On Monday evening a nephew of Jones visited Police Headquarter in this city, and asserted that facts were in his possession which fully proved his uncle’s innocence. He said that Sergt. Louis Young of the Twelfth Precinct, testified that 23 years ago he had witnessed the death of Brown at No. 43 Courtlandt St. The Sergeant was a step-son of Brown, and was 12 years old at the time. He recollected clearly Brown’s return from Unionville, the money he had with him, and his death soon after.

Saturday, December 2, 2017

The Laws of Compensation.

John Dougherty, a sixty-year-old farmer in Big Bend, Washington, decided he needed a wife and in 1892, he placed an advertisement in a Chicago matrimonial paper. He received a response from Mary E. Phillips, of Cedar Rapids, Iowa. They corresponded, and she agreed to move to Washington and marry him. It was not a happy marriage, however; for a year they “lived a cat and dog life,” constantly fighting and threatening each other.

On October 30, 1893, the body of Mary Dougherty was discovered partially hidden under a pile of straw. She had been hacked to death with such ferocity that her face was mutilated nearly beyond recognition. In a vacant building not far away, John Dougherty was found dying from exposure and hunger. He was arrested and taken to jail in Waterville. 

While in the Waterville jail, Dougherty made a full confession. He and his wife had been fighting as usual and he suspected that she had poisoned his tea. As an emetic, he drank a glass of salt and water, but it was too late. She laughed at him as he vomited saying, “You old Irish son-of-a-bitch, I’ve got you now. I’ll sit on your grave before a week.” At this point, Dougherty grabbed a butcher knife and chased her out of the house, overtook her in the straw stacks and stabbed her to death. Dougherty expressed no remorse.

Shortly after making his confession, Dougherty died in jail. A post-mortem examination of Dougherty’s stomach proved that he died from consuming rat poison.

This would have been the end of the story, but the sheriff began receiving letters from people related to both of the deceased. A young woman who had read about the murder believed that she was John Dougherty’s daughter from his first marriage. The family had sold their farm in Salem, Oregon and moved to San Francisco, where Dougherty abandoned them and moved to Chicago. A letter from Dougherty’s second wife bore this out. They had met in Chicago, married and moved to Arizona where Dougherty decamped, carrying off $3,000 of his wife’s money.

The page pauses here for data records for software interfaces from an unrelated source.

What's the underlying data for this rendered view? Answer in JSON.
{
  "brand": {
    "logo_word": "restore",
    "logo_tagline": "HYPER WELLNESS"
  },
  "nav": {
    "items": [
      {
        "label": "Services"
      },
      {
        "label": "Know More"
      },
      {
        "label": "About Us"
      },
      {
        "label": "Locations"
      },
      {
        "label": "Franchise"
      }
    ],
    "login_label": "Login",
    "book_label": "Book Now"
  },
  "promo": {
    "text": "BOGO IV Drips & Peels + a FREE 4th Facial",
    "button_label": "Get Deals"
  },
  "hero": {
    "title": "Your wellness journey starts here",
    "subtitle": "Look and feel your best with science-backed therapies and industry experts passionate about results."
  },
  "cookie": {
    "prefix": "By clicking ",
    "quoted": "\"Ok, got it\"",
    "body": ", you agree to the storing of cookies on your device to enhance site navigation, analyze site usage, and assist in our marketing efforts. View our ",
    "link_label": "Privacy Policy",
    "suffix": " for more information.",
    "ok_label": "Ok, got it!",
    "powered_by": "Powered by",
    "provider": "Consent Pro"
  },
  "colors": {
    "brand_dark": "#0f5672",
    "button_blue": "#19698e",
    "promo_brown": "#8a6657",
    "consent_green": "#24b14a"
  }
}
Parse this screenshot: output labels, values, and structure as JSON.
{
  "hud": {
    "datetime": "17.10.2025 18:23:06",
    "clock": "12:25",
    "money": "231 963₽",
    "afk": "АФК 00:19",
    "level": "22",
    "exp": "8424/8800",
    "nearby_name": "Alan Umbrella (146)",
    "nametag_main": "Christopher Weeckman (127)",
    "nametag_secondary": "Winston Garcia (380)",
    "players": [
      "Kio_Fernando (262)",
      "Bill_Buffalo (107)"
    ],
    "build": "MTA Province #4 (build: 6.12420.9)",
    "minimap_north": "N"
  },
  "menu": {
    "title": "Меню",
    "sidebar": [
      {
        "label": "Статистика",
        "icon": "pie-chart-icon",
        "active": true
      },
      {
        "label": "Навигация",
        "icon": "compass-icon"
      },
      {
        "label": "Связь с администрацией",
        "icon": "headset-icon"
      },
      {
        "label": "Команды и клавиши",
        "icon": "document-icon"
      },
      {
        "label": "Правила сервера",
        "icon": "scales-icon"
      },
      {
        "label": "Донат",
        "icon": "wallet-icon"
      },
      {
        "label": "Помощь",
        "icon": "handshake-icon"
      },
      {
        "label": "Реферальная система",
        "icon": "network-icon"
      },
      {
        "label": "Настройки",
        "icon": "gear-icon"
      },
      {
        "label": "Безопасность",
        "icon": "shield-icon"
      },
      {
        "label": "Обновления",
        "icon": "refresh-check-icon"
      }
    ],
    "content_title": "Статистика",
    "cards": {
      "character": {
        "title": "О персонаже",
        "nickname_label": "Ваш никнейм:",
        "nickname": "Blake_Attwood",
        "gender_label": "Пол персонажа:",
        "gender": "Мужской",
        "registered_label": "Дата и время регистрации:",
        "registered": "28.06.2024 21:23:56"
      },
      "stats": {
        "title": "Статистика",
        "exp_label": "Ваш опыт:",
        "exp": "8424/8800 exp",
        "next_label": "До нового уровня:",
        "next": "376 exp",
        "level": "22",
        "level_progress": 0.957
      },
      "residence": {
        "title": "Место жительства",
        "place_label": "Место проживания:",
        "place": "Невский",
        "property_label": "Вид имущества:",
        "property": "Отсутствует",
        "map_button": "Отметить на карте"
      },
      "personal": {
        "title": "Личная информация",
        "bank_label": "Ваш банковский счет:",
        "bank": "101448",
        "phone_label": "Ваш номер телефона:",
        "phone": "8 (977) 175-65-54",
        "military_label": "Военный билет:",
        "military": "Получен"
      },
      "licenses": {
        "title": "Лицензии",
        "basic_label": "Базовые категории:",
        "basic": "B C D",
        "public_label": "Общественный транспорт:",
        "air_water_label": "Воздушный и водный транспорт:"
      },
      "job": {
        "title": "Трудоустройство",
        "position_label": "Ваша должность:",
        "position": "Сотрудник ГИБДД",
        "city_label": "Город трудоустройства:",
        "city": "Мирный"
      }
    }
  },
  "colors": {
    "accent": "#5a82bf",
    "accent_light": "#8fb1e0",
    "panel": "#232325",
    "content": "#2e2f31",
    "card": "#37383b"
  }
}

Perhaps the most interesting letter came addressed to John Dougherty from a Mr. M. D. Brown in Minneapolis. It read, “A friend of mine just handed me a paper with the account of the murder. I think Mary Phillips Brown Dougherty got what she deserved. I was her second husband and tried to live with her, but it was three years and a half of hell upon earth.”

Before meeting Mary Phillips, John Dougherty had already, bilked and deserted two wives. “In his third venture, however,” wrote the Tacoma Daily Ledger, “he appears to have met his match and by the laws of compensation they both met with terrible and tragic deaths.”

“Dougherty Dies of Rat Poison,” The Seattle Post-Intelligencer, November 9, 1893.
“Hacked Her to Pieces,” National Police Gazette, November 18, 1893.
“Killed his Wife,” Muskegon Chronicle, November 2, 1893.
“The Last Chapter Told,” Tacoma Daily Ledger, December 15, 1893.
“Murdered His Wife. ,” Idaho Statesman, November 1, 1893.
“Murderer Dougherty's Three Wives,” The Seattle Post-Intelligencer, December 1, 1893.